When Amazon launched its Alexa virtual assistant in 2014, it probably didn’t think that a bird would expose a potentially significant legal issue with the device. But an African grey parrot named Rocco, living in Blewbury, England, appears to have done just that.
Last month, Rocco made headlines for his habit of secretly ordering goods through his owner’s voice-activated Alexa device, which charges purchases to the linked Amazon account. The African grey species, which is renowned for its ability to mimic human speech, successfully ordered fruit, vegetables, ice-cream, a kettle, light bulbs and a kite.
Virtual assistants such as Alexa are growing in popularity. The number of users worldwide is projected to reach 1.8 billion by 2021. Unlike some rival models, such as Google Home, Alexa does not have individual voice recognition capability. Since Alexa cannot currently be trained to respond only to a selected person, anyone in your home could purchase items through your account.
Rocco’s ability to manipulate Alexa raises an important question: if someone made an unauthorised purchase on your Alexa device, would you be legally liable to pay for it?
The answer lies in contract law.
You are responsible
The setting for voice purchasing via Alexa can only be be switched on or off.
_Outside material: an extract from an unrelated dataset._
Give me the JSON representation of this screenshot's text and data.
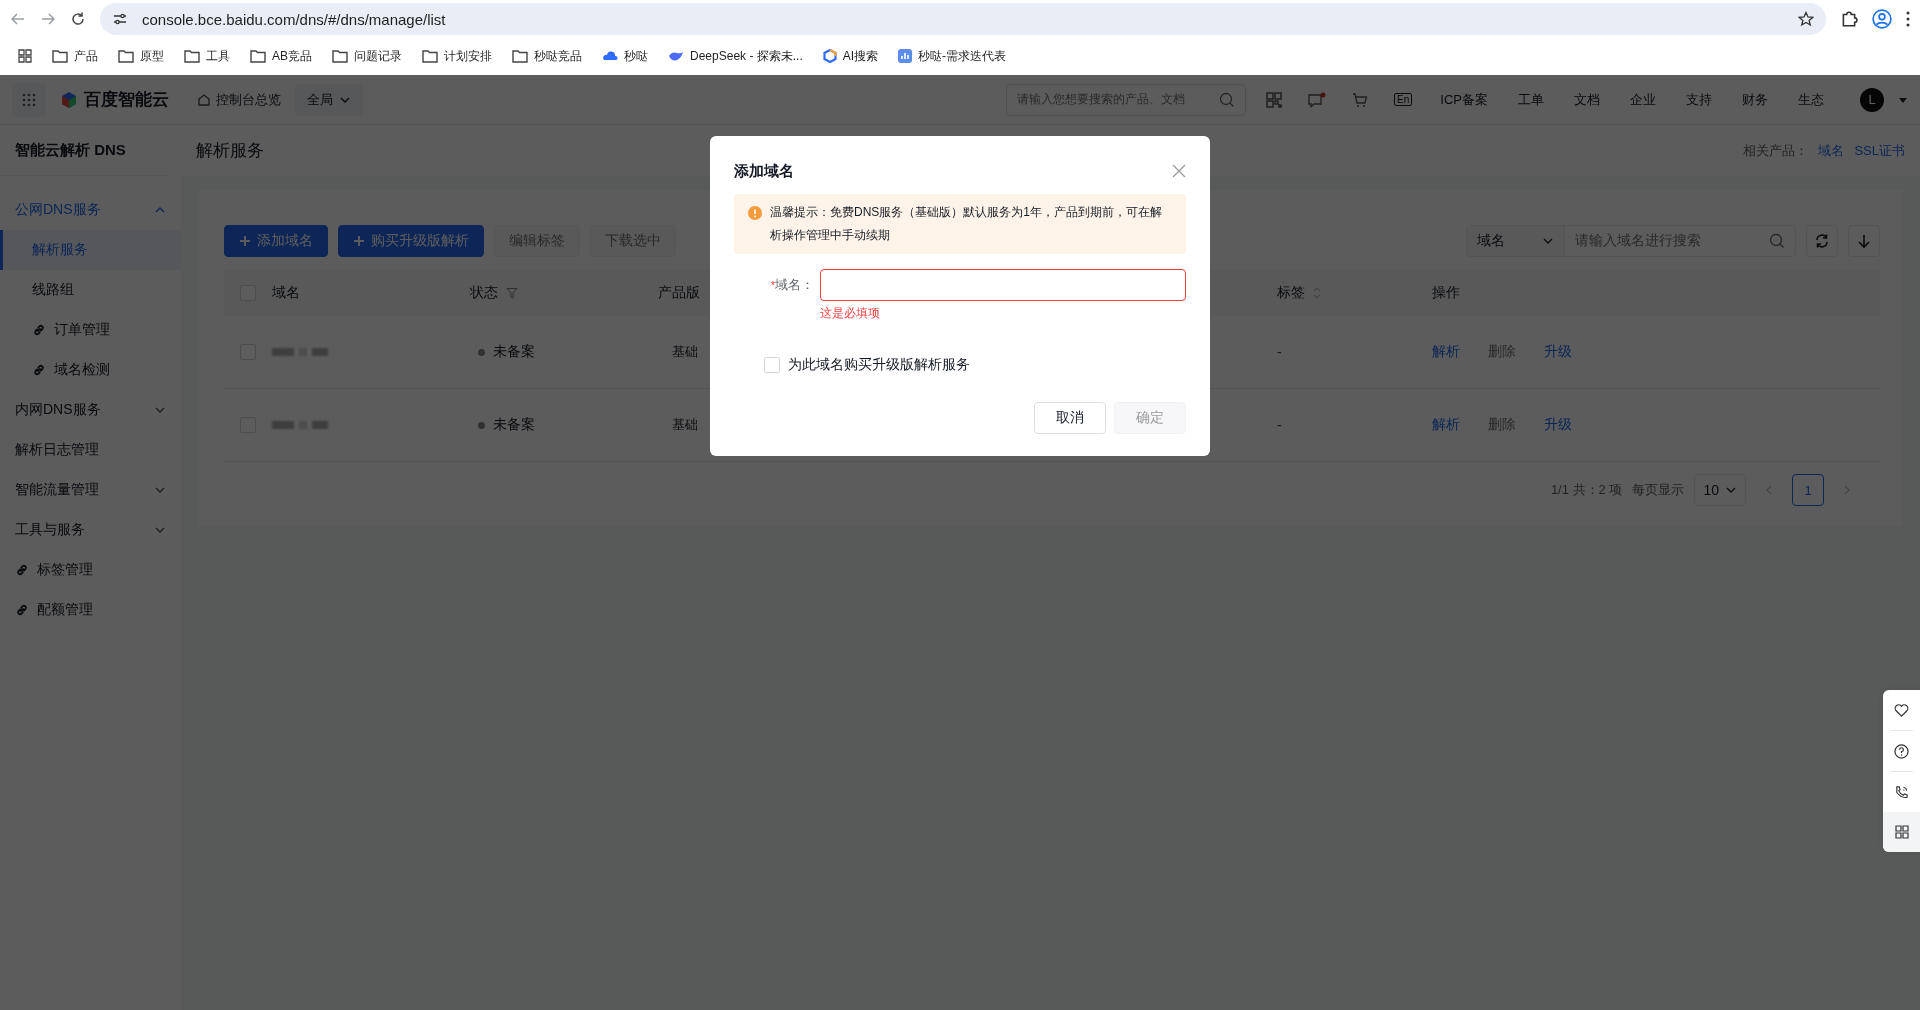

That is, either the function is deactivated so that no one can make vocal purchase orders at all, or it’s calibrated to require a vocal confirmation code to authorise purchases.
In the first case, you cannot enjoy one of the technology’s most convenient features. In the second case, you are still susceptible to a third party – human or capable animal – overhearing and mimicking your voice to make illegitimate purchases. You must then act swiftly to cancel the order in time.
Amazon’s Conditions of Use, which govern voice purchasing through Alexa, state:
You are responsible for maintaining the confidentiality of your account and password and for restricting access to your account, and you agree to accept responsibility for all activities that occur under your account or password.
A golden rule of Australian contract law is that once you sign a contract you are deemed to have read, understood and accepted the terms – even if you haven’t. This is also the legal position in the US, whose laws govern the Amazon Conditions of Use.
So, when you sign up to use Alexa, you agree to be responsible for any purchases made on the device by you, your resident parrot, a mischievous friend or relative, or an unwelcome burglar. It doesn’t matter whether you intended the purchase or not.
There are exceptions
If your pet is responsible, you will have a stronger case to avoid paying because animals other than humans lack the legal capacity to enter into contracts, so the transaction would be “voidable”. If a human is to blame, which is more likely, there is a legal exception that might still save you having to pay up.
Under both Australian and US law, where a party to a contract is mistaken about the identity of their counterpart, the contract may be void under the “doctrine of mistake”.
In Australia, this rule applies where parties do not contract face-to-face, which will always be the case when someone orders through Amazon via Alexa. The critical factor is “materiality” – you need to prove that mistaken identity was vitally important to the transaction.
This will be difficult given Amazon has no interest in who specifically is ordering its products, and the Alexa owner would not normally care who at Amazon’s end has processed the order. But the fact someone made a purchase without the owner’s permission in circumstances where they could not reasonably prevent it might suffice as “material” for the courts.
American law is similar. Section 153 of the influential Restatement (Second) of Contracts states that a party can plead mistake and escape the contract where the mistake is material, and:
- enforcing the contract would be unconscionable (unjust), or
- the other party had reason to know of the mistake or actually caused it through their own fault.
Amazon would never be at fault, nor able to tell if an unauthorised party made a purchase on Alexa, so you would need to prove that the transaction was unjust and that mistaken identity was critically important.
A potential snag is the exception stated in Section 154: this says that Section 153 won’t apply if you and the other party have agreed that you will bear the risk. It might come down to how a court reads the Amazon Conditions of Use.
Recent US court decisions emphasise that the mistake doctrine won’t apply where the other party’s identity is immaterial or irrelevant. Again, it would certainly be relevant where the Alexa owner had no way of preventing the unauthorised purchase (such as criminal activity). Enforcement would be grossly unfair in that situation.
The courts would probably not be as lenient if it were a friend, relative or pet doing the deed, as their use of Alexa is an assumed risk on the owner’s part. But it is still arguable that the owner should be legally excused because they had no involvement whatsoever in the purchase. The nature and value of the products purchased might also weigh into a court’s assessment.
To avoid a costly lawsuit, Alexa owners should deactivate voice purchasing when the unit is unsupervised, or discretely implement and use a confirmation code for voice purchases.
Users should also regularly check their accounts to ensure that any unauthorised purchases are picked up early and cancelled in time.
Finally, consider a dog instead of a parrot.